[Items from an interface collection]

:::::

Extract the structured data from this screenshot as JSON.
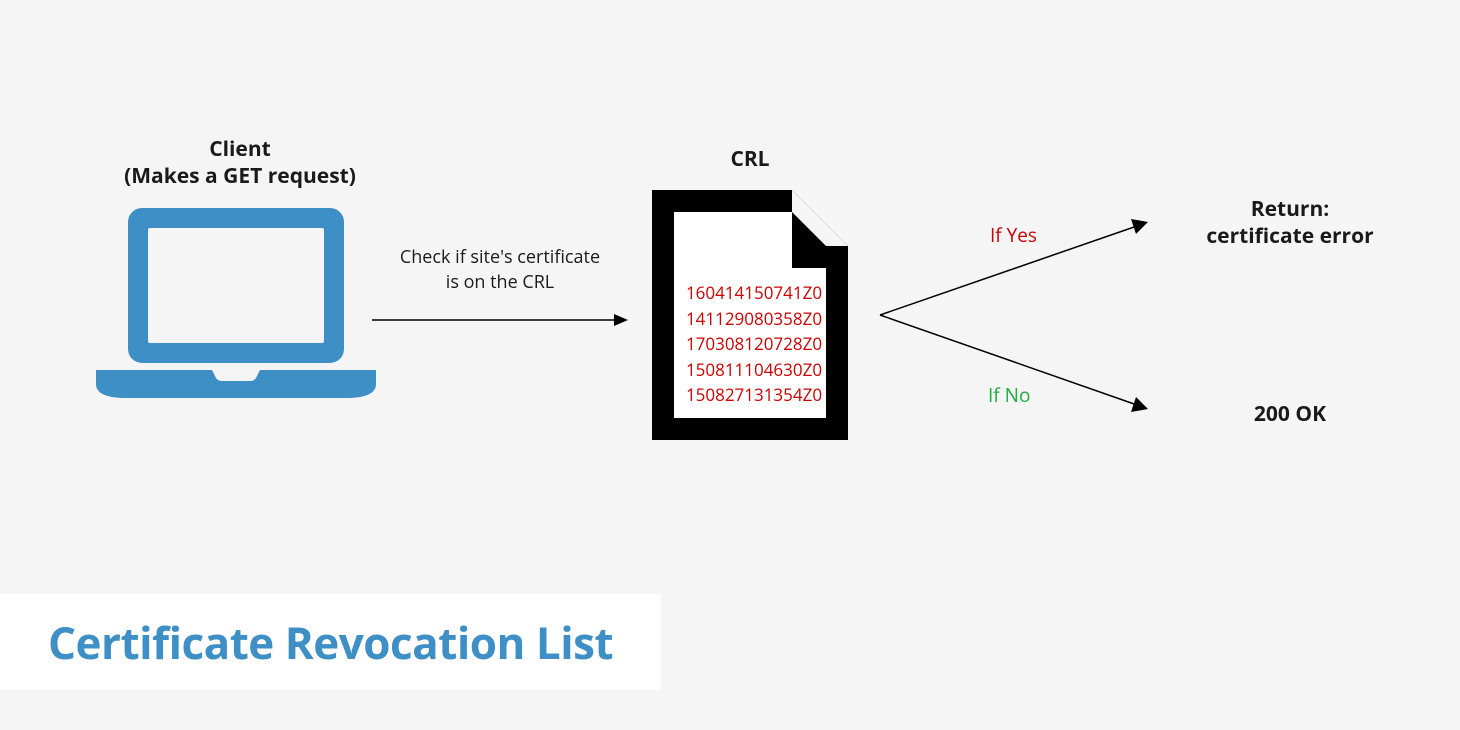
{
  "client": {
    "label_line1": "Client",
    "label_line2": "(Makes a GET request)"
  },
  "crl": {
    "label": "CRL",
    "entries": [
      "160414150741Z0",
      "141129080358Z0",
      "170308120728Z0",
      "150811104630Z0",
      "150827131354Z0"
    ]
  },
  "arrow1": {
    "line1": "Check if site's certificate",
    "line2": "is on the CRL"
  },
  "branches": {
    "yes_label": "If Yes",
    "no_label": "If No"
  },
  "results": {
    "error_line1": "Return:",
    "error_line2": "certificate error",
    "ok": "200 OK"
  },
  "title": "Certificate Revocation List",
  "colors": {
    "accent": "#3d8fc6",
    "red": "#cc0000",
    "green": "#1aaf3f",
    "black": "#000000"
  }
}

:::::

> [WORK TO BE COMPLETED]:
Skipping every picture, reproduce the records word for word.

> [WRITTEN REPLY]:
Extract the structured data from this screenshot as JSON.
{
  "client": {
    "label_line1": "Client",
    "label_line2": "(Makes a GET request)"
  },
  "crl": {
    "label": "CRL",
    "entries": [
      "160414150741Z0",
      "141129080358Z0",
      "170308120728Z0",
      "150811104630Z0",
      "150827131354Z0"
    ]
  },
  "arrow1": {
    "line1": "Check if site's certificate",
    "line2": "is on the CRL"
  },
  "branches": {
    "yes_label": "If Yes",
    "no_label": "If No"
  },
  "results": {
    "error_line1": "Return:",
    "error_line2": "certificate error",
    "ok": "200 OK"
  },
  "title": "Certificate Revocation List",
  "colors": {
    "accent": "#3d8fc6",
    "red": "#cc0000",
    "green": "#1aaf3f",
    "black": "#000000"
  }
}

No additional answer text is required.